# [Input data]
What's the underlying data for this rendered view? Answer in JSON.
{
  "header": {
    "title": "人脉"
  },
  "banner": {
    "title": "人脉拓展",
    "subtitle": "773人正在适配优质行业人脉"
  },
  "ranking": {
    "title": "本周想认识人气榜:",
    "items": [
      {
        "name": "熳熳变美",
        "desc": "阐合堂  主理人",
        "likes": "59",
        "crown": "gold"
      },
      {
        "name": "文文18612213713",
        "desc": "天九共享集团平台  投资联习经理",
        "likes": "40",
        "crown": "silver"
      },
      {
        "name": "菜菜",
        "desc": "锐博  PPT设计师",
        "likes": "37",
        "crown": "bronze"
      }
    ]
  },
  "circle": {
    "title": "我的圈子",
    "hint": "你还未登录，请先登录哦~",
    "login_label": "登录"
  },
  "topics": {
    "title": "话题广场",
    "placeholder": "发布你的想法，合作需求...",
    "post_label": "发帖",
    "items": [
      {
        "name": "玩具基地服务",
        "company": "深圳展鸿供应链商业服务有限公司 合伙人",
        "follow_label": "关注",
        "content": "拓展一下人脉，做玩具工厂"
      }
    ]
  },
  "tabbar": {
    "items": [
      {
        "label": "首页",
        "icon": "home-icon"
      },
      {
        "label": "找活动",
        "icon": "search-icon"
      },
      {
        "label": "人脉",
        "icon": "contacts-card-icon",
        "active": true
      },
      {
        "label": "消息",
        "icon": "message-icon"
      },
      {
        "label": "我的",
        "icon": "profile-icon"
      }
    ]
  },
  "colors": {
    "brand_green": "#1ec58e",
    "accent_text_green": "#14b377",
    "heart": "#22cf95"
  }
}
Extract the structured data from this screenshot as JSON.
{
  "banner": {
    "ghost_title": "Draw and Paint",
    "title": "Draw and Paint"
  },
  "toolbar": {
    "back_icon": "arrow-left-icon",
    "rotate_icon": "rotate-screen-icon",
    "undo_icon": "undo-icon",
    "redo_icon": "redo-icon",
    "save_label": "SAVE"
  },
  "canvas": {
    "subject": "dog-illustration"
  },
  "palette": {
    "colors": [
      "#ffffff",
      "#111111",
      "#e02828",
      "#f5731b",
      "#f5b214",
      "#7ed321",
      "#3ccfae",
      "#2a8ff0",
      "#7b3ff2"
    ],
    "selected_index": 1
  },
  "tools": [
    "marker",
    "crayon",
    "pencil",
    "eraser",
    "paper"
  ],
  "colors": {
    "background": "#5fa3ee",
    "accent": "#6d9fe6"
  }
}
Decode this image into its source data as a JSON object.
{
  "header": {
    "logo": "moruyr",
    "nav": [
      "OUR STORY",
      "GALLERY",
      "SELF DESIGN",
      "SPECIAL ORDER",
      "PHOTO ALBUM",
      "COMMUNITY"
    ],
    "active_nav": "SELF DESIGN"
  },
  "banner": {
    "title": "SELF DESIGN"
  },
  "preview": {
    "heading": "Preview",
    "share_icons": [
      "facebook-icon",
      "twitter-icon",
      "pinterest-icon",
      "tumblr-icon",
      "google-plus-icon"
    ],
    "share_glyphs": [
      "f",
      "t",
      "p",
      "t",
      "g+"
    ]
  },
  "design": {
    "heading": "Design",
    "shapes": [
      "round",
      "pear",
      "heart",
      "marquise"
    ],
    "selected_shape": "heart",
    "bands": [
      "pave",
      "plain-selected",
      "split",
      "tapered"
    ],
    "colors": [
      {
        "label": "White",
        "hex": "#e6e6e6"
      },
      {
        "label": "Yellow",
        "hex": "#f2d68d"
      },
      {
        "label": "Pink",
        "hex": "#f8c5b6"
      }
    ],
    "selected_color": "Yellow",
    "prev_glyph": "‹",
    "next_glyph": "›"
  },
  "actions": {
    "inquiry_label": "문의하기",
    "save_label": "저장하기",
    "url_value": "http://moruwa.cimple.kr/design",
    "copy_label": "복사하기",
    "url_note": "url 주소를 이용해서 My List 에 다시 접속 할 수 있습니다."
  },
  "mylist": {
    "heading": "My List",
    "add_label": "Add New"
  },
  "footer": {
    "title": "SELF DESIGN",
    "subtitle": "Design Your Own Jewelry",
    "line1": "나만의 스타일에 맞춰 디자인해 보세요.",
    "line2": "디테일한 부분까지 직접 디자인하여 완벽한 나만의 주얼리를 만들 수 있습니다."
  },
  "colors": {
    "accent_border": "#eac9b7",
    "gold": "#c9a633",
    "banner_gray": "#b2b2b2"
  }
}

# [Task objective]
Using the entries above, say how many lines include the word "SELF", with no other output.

# [Task response]
4